= Source material =
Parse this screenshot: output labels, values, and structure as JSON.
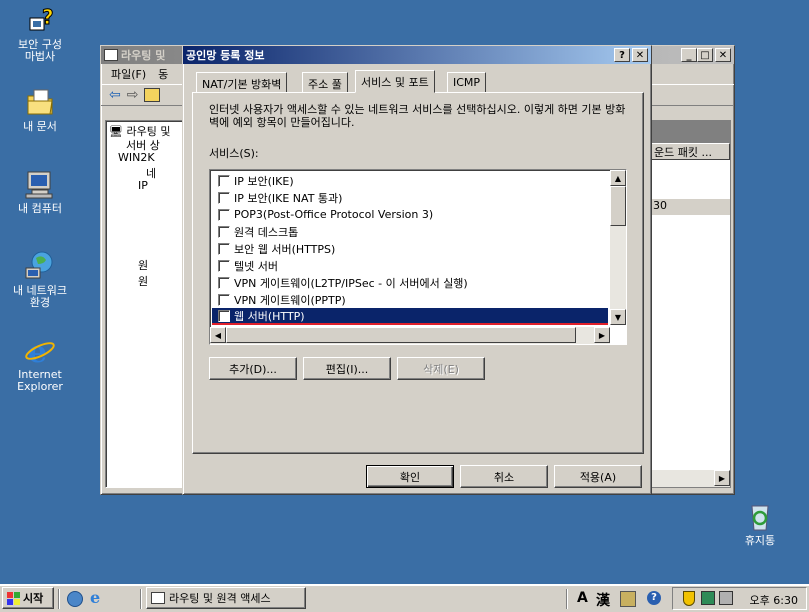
{
  "desktop": {
    "icons": [
      {
        "label1": "보안 구성",
        "label2": "마법사",
        "icon": "security-wizard-icon"
      },
      {
        "label1": "내 문서",
        "label2": "",
        "icon": "my-documents-icon"
      },
      {
        "label1": "내 컴퓨터",
        "label2": "",
        "icon": "my-computer-icon"
      },
      {
        "label1": "내 네트워크",
        "label2": "환경",
        "icon": "network-places-icon"
      },
      {
        "label1": "Internet",
        "label2": "Explorer",
        "icon": "internet-explorer-icon"
      },
      {
        "label1": "휴지통",
        "label2": "",
        "icon": "recycle-bin-icon"
      }
    ]
  },
  "bg_window": {
    "title": "라우팅 및 원격 액세스",
    "title_short": "라우팅 및",
    "menu": [
      "파일(F)",
      "동"
    ],
    "tree": [
      "라우팅 및",
      "서버 상",
      "WIN2K",
      "네",
      "IP",
      "원",
      "원"
    ],
    "col_header": "운드 패킷 ...",
    "cell_value": "30"
  },
  "dialog": {
    "title": "공인망 등록 정보",
    "tabs": [
      "NAT/기본 방화벽",
      "주소 풀",
      "서비스 및 포트",
      "ICMP"
    ],
    "active_tab": 2,
    "description": "인터넷 사용자가 액세스할 수 있는 네트워크 서비스를 선택하십시오. 이렇게 하면 기본 방화벽에 예외 항목이 만들어집니다.",
    "services_label": "서비스(S):",
    "services": [
      "IP 보안(IKE)",
      "IP 보안(IKE NAT 통과)",
      "POP3(Post-Office Protocol Version 3)",
      "원격 데스크톱",
      "보안 웹 서버(HTTPS)",
      "텔넷 서버",
      "VPN 게이트웨이(L2TP/IPSec - 이 서버에서 실행)",
      "VPN 게이트웨이(PPTP)",
      "웹 서버(HTTP)"
    ],
    "selected_service": 8,
    "btn_add": "추가(D)...",
    "btn_edit": "편집(I)...",
    "btn_delete": "삭제(E)",
    "btn_ok": "확인",
    "btn_cancel": "취소",
    "btn_apply": "적용(A)",
    "help_btn": "?",
    "close_btn": "✕"
  },
  "taskbar": {
    "start": "시작",
    "task_item": "라우팅 및 원격 액세스",
    "ime_a": "A",
    "ime_han": "漢",
    "clock": "오후 6:30"
  }
}
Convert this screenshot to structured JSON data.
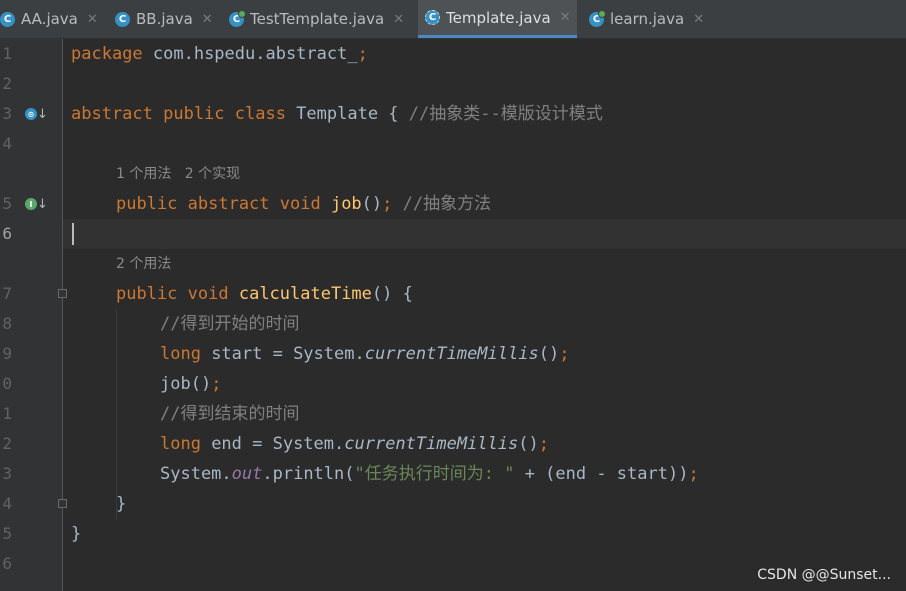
{
  "tabs": [
    {
      "label": "AA.java",
      "icon": "class-icon",
      "active": false
    },
    {
      "label": "BB.java",
      "icon": "class-icon",
      "active": false
    },
    {
      "label": "TestTemplate.java",
      "icon": "runnable-class-icon",
      "active": false
    },
    {
      "label": "Template.java",
      "icon": "abstract-class-icon",
      "active": true
    },
    {
      "label": "learn.java",
      "icon": "runnable-class-icon",
      "active": false
    }
  ],
  "tab_icon_letter": "C",
  "close_glyph": "✕",
  "editor": {
    "current_line": "6",
    "line_numbers": [
      "1",
      "2",
      "3",
      "4",
      "5",
      "6",
      "7",
      "8",
      "9",
      "0",
      "1",
      "2",
      "3",
      "4",
      "5",
      "6"
    ],
    "hints": {
      "abstract_method": "1 个用法   2 个实现",
      "calculate_time": "2 个用法"
    },
    "code": {
      "l1_kw": "package",
      "l1_rest": " com.hspedu.abstract_",
      "l1_semi": ";",
      "l3_kw": "abstract public class",
      "l3_name": " Template { ",
      "l3_comment": "//抽象类--模版设计模式",
      "l5_kw": "public abstract void",
      "l5_fn": "job",
      "l5_paren": "()",
      "l5_semi": ";",
      "l5_comment": " //抽象方法",
      "l7_kw": "public void",
      "l7_fn": "calculateTime",
      "l7_rest": "() {",
      "l8_comment": "//得到开始的时间",
      "l9_kw": "long",
      "l9_rest": " start = System.",
      "l9_method": "currentTimeMillis",
      "l9_paren": "()",
      "l9_semi": ";",
      "l10_call": "job()",
      "l10_semi": ";",
      "l11_comment": "//得到结束的时间",
      "l12_kw": "long",
      "l12_rest": " end = System.",
      "l12_method": "currentTimeMillis",
      "l12_paren": "()",
      "l12_semi": ";",
      "l13_pre": "System.",
      "l13_field": "out",
      "l13_mid": ".println(",
      "l13_str": "\"任务执行时间为: \"",
      "l13_end": " + (end - start))",
      "l13_semi": ";",
      "l14_brace": "}",
      "l15_brace": "}"
    },
    "gutter_glyph_blue": "⊙",
    "gutter_glyph_green": "I",
    "gutter_arrow": "↓"
  },
  "watermark": "CSDN @@Sunset...",
  "colors": {
    "background": "#2b2b2b",
    "keyword": "#cc7832",
    "function": "#ffc66d",
    "comment": "#808080",
    "string": "#6a8759",
    "field": "#9876aa",
    "accent": "#4a88c7"
  }
}
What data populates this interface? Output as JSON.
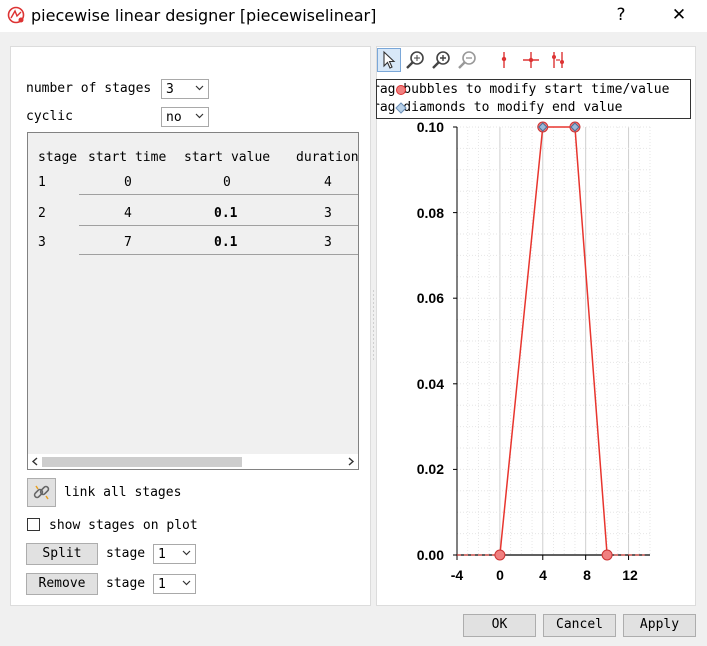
{
  "window": {
    "title": "piecewise linear designer [piecewiselinear]",
    "help_glyph": "?",
    "close_glyph": "✕",
    "app_icon": "piecewise-app-icon"
  },
  "settings": {
    "stages_label": "number of stages",
    "stages_value": "3",
    "cyclic_label": "cyclic",
    "cyclic_value": "no"
  },
  "table": {
    "headers": [
      "stage",
      "start time",
      "start value",
      "duration"
    ],
    "rows": [
      {
        "stage": "1",
        "start_time": "0",
        "start_value": "0",
        "duration": "4"
      },
      {
        "stage": "2",
        "start_time": "4",
        "start_value": "0.1",
        "duration": "3"
      },
      {
        "stage": "3",
        "start_time": "7",
        "start_value": "0.1",
        "duration": "3"
      }
    ]
  },
  "controls": {
    "link_label": "link all stages",
    "show_stages_label": "show stages on plot",
    "show_stages_checked": false,
    "split_label": "Split",
    "remove_label": "Remove",
    "stage_label": "stage",
    "split_stage_value": "1",
    "remove_stage_value": "1"
  },
  "legend": {
    "line1": "rag  bubbles to modify start time/value",
    "line2": "rag  diamonds to modify end value"
  },
  "footer": {
    "ok_label": "OK",
    "cancel_label": "Cancel",
    "apply_label": "Apply"
  },
  "colors": {
    "line": "#e8352e",
    "bubble": "#f08080",
    "diamond": "#9ab8d8"
  },
  "chart_data": {
    "type": "line",
    "series": [
      {
        "x": [
          0,
          4,
          7,
          10
        ],
        "y": [
          0,
          0.1,
          0.1,
          0
        ]
      }
    ],
    "xlim": [
      -4,
      14
    ],
    "ylim": [
      0,
      0.1
    ],
    "xticks": [
      "-4",
      "0",
      "4",
      "8",
      "12"
    ],
    "yticks": [
      "0.00",
      "0.02",
      "0.04",
      "0.06",
      "0.08",
      "0.10"
    ],
    "grid": true
  }
}
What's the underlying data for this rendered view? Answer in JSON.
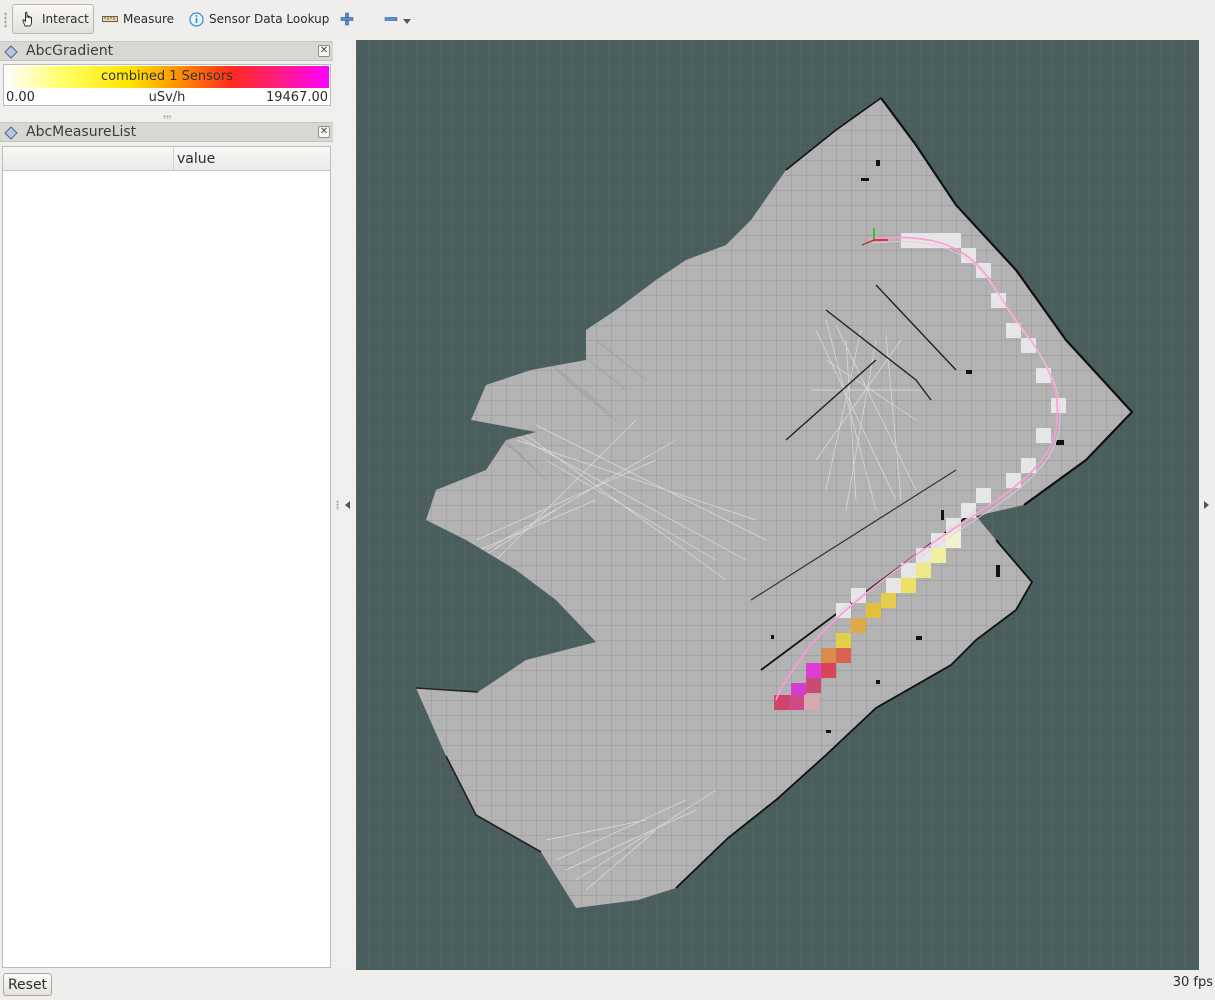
{
  "toolbar": {
    "tools": [
      {
        "label": "Interact",
        "icon": "hand-pointer-icon",
        "active": true
      },
      {
        "label": "Measure",
        "icon": "ruler-icon",
        "active": false
      },
      {
        "label": "Sensor Data Lookup",
        "icon": "info-icon",
        "active": false
      }
    ],
    "add_icon": "plus-icon",
    "remove_icon": "minus-icon",
    "dropdown_icon": "dropdown-arrow-icon"
  },
  "gradient_panel": {
    "title": "AbcGradient",
    "bar_label": "combined 1 Sensors",
    "min": "0.00",
    "unit": "uSv/h",
    "max": "19467.00",
    "colors": [
      "#ffffff",
      "#ffff66",
      "#ffe600",
      "#ff9b00",
      "#ff2a1e",
      "#ff1d7e",
      "#ff00ff"
    ]
  },
  "measure_panel": {
    "title": "AbcMeasureList",
    "columns": [
      "",
      "value"
    ],
    "rows": []
  },
  "viewport": {
    "background": "#4a5e5e",
    "map_color": "#b3b3b3",
    "path_color": "#ff9ad6"
  },
  "status": {
    "reset_label": "Reset",
    "fps": "30 fps"
  }
}
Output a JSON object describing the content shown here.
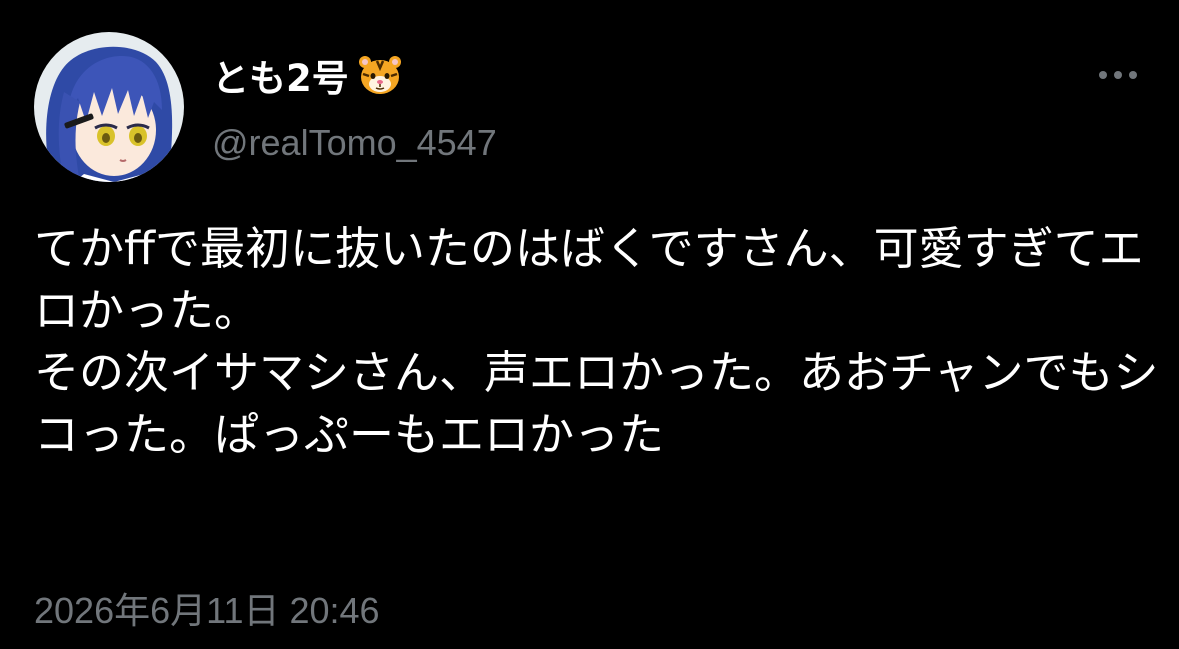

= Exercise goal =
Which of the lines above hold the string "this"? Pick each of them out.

= Reply to the exercise =
Parse this screenshot: output labels, values, and structure as JSON.
Convert this screenshot to structured JSON data.
What data populates this interface? Output as JSON.
What's the underlying data for this rendered view? Answer in JSON.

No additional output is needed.